Flagship Government plans to get sick people back to work are at the centre of a “state snooping” row.
The Family Doctor Association has attacked the revelation that the Department for Work and Pensions (DWP) will be able to examine data from individual GP practices.
From next month, officials will be authorised to take sick note statistics from each surgery to see how many patients are recorded as “unfit” or “maybe fit” for work.
The data – which can be shared with other organisations – will include the number of fit notes issued, the length of time to which it applies and a record of the person's health condition.
The move goes much further than the DWP’s original statement that the statistics would be published anonymously, at clinical commissioning group (CCG) level only.
Now doctors have told Pulse magazine, which uncovered the scheme, that they fear a looming crackdown on GPs who issue a large number of sick notes.
Peter Swinyard, chairman of the Family Doctor Association, said: “I think that is state snooping. Although I am sure some civil servant thought it was a terrific idea somewhere, I am not entirely sure I agree. I don’t know if patients understand that when I write a fit note, some bureaucrat is going to be able to have a look at it.”
Neil Bhatia, a GP who has campaigned for stricter use of medical data, said he believed practice-level data was only being sought to “compare practices, create league tables, name and shame”.
GPs will need to inform patients that their data is being taken, but will be unable to withhold that information unless their patient explicitly objects.
The DWP told Pulse that no practice-level information would be shared outside the department and that it merely wished to understand why sickness rates vary, so occupational health services can be improved.
A spokesperson said: “We want to ensure that people get the best possible support to return to work – or to avoid falling out of work in the first place. All fit note statistics are anonymous and they will help provide a better understanding of why people take sickness absence in different areas across the country, so we can make the service as effective as possible for businesses and employees.”

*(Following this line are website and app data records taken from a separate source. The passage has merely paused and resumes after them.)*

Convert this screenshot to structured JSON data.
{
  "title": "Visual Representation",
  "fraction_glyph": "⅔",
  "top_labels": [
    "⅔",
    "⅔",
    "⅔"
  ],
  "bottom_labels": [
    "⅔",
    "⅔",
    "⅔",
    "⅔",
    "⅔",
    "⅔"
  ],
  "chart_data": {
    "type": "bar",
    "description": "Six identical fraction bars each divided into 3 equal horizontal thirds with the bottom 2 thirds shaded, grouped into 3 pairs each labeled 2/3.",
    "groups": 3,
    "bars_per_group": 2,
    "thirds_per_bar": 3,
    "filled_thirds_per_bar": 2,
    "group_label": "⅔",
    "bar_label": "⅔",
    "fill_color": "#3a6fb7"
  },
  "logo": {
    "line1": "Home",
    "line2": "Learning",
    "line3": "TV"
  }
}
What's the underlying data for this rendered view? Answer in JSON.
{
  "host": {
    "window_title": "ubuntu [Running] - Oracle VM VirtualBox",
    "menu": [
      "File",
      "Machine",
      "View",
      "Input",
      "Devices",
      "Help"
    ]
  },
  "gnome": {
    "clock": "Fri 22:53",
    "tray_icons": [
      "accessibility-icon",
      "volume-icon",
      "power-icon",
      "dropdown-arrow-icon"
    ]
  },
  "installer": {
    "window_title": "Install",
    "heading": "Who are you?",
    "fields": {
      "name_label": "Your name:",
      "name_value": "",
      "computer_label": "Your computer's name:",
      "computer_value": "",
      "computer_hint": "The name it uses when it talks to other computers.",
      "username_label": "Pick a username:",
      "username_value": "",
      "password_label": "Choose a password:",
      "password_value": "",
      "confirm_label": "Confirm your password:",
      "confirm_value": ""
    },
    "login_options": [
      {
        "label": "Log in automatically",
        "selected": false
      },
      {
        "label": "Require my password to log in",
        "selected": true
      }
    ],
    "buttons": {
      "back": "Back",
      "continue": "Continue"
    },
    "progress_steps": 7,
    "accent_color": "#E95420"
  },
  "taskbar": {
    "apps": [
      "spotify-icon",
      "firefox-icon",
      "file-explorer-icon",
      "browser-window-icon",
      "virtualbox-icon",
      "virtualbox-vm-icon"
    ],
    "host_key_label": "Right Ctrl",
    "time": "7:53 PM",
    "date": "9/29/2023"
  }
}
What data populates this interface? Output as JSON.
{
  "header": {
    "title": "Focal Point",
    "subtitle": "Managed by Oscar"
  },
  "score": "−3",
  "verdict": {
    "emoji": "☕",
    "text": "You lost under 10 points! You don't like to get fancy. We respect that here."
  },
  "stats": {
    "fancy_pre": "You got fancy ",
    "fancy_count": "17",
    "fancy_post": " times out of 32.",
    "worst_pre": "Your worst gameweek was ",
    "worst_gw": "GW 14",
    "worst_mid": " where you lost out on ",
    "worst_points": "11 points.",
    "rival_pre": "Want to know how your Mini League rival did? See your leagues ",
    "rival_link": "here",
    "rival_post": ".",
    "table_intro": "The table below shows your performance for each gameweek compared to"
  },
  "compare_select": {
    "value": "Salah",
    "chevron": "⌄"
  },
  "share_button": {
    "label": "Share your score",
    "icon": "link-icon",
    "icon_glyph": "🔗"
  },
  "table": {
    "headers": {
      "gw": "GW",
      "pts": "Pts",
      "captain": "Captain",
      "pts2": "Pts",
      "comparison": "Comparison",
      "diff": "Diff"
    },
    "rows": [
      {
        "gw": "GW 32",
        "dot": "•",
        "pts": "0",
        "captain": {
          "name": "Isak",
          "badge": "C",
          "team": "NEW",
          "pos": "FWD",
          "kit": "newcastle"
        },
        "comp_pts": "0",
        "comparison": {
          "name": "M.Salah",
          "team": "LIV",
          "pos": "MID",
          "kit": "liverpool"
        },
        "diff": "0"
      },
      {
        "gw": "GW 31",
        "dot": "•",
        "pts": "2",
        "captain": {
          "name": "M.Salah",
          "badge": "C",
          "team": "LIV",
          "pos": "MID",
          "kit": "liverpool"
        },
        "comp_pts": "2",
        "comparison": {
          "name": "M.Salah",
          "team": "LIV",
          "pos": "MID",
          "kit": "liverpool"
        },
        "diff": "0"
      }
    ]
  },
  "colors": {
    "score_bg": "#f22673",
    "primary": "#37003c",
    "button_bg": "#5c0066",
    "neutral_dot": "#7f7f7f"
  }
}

Under the fit note scheme, GPs are encouraged to assess what kind of work a patient might be able to do – rather than simply sign them off as sick.
Patients off sick for more than a week will then be referred to advisers who offer counselling, physiotherapy or other help such as debt management to allow them to return to work.
Image by Daniel Sone (photographer), public domain via Wikimedia Commons